Some tell of being in the Twin Towers, or the Pentagon, nineteen years ago. Others tell of loved ones who died. Some took part in rescues and clean up. Many, who were deployed to foreign lands to fight terrorists, were injured or killed.
But most of us were not on the scene. Instead, we watched from afar. Regardless, it is important for us to recollect what we thought and felt, because over time, we tend to lose touch with what’s important in life. When we tell our stories of 9/11, we remember that our uniquely American way of life is precious.
We need that now more than ever.
Today, call a friend, knock on a neighbor’s door, chat with someone in the street — and ask the question: “What were you doing on 9/11?” Let them tell their story, and then tell yours. Here’s mine:
Soaked in sweat after my 8:30 am step aerobics class at a Virginia Beach YMCA, I headed to the locker room. On Tuesdays, water aerobics let out at the same time, so there was always a wait for the showers. I took a seat on the wooden bench, failing to notice the hushed tone in the locker room.
Typically, the elderly women from water aerobics would be sharing stories about joint pain, and the younger women from step aerobics would be chatting about plans to take the kids to Chick-fil-A for lunch. But today, there was a serious pall over the fluorescent-lit room, steamy, tiled and windowless.
As a busy mother of three, all I could think about was getting on with the rest of my day. Lilly, 14 months, was in the YMCA’s nursery. Anna, three, was at Montessori preschool. Hayden, six, was at Fairfield Forest Elementary. My days were a blur of toaster waffles, sippy cups, school pick ups, diaper changes, packed lunches, naps, daily therapies for developmental delays, soccer practices, clipped coupons, swim lessons, cub scout meetings, chicken nuggets, baths, zippered pajamas, and bedtime stories. With a towel wrapped securely around my body, I grabbed my bag of toiletries and strode quickly to the shower area, blurting a cheerful greeting to the ladies who’d just exited, “My turn! Have a great day!”

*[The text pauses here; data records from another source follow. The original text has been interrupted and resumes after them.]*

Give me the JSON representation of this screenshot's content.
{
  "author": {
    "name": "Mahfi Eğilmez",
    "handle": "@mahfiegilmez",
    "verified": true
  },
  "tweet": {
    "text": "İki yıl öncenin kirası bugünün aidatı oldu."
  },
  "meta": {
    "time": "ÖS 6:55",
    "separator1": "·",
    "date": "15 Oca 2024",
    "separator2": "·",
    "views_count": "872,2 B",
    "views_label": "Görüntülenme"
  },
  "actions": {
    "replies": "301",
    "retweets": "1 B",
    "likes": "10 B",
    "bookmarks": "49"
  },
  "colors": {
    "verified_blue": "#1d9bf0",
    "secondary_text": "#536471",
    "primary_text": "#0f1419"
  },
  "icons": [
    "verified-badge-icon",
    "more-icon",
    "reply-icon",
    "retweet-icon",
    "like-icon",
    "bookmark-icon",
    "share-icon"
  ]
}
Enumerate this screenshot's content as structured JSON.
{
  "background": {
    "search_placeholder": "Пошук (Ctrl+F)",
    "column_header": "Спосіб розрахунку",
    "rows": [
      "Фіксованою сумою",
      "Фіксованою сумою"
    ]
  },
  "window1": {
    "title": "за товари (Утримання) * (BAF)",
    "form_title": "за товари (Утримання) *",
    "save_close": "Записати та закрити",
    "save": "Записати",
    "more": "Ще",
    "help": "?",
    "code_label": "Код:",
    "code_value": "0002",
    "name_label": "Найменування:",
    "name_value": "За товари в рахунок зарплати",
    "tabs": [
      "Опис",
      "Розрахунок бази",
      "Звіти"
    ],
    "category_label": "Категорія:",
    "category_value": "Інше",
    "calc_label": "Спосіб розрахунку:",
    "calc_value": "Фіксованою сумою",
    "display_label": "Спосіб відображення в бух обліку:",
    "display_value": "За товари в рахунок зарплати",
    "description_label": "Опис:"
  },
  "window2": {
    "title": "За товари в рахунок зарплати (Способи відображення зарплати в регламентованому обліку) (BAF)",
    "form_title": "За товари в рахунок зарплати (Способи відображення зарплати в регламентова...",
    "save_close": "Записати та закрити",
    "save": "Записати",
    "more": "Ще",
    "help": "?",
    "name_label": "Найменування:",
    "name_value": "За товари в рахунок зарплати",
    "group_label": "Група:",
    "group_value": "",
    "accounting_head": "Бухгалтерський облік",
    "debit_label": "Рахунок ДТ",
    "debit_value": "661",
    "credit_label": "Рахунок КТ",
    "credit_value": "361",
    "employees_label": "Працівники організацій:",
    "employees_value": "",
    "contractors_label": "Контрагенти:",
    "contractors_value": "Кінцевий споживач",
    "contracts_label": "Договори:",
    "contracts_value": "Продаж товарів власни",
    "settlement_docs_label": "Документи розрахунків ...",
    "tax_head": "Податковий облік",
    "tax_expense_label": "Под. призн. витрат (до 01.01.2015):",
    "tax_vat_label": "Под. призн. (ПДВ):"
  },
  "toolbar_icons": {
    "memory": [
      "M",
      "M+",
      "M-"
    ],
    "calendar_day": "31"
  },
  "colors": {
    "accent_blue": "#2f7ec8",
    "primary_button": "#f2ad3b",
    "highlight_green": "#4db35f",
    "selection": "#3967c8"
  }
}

“Lisa?” said Michelle, another Navy wife, from behind me. I turned and saw a disturbed look on her face. “Have you heard?”
“What?” I asked, holding the shower door open. Michelle got closer and spoke in a hushed tone, the same one I hadn’t noticed before.
“A United Airlines jet crashed into the World Trade Center. The building’s on fire. They think it’s a terrorist attack,” she said.
I retreated to the hot water of the shower stall, feeling confused and in shock. Involuntarily, I began to cry, as if human instinct was telling me, “This will change everything.”
Francis left a message on my cell phone, “Get the kids and go home.” Next thing I remember, I was standing in front of the television in our family room. Lilly was on my hip. Anna and Hayden were at my sides. With shaky hands, I punched buttons on the remote. The screen brightened.
Not one, but two Towers had been hit. I gasped at the terrifying footage of 110 stories of the South Tower collapsing in seconds to the ground. My free hand flew to my mouth as horrified sobs escaped, “Oh! God! No!”
As I saw more terrifying details unfold that morning, my children were not watching the television. They were looking at Mommy, their big brown eyes reflecting my fear. Our lives were forever changed.
In the days that followed, Americans banded together, inspired by the deaths of nearly 3,000 innocent victims, first responders and military personnel to volunteer, serve, fly flags, and help their communities. Today, as Americans fight each other over politics and race, we should stop to tell our 9/11 stories, no matter whether we were sitting in a McDonald’s in Minneapolis, walking a dog in Dubuque, or taking a nap in Newark. That fateful day was both terrifying and unifying — a reminder that we are one nation, home of the free and the brave.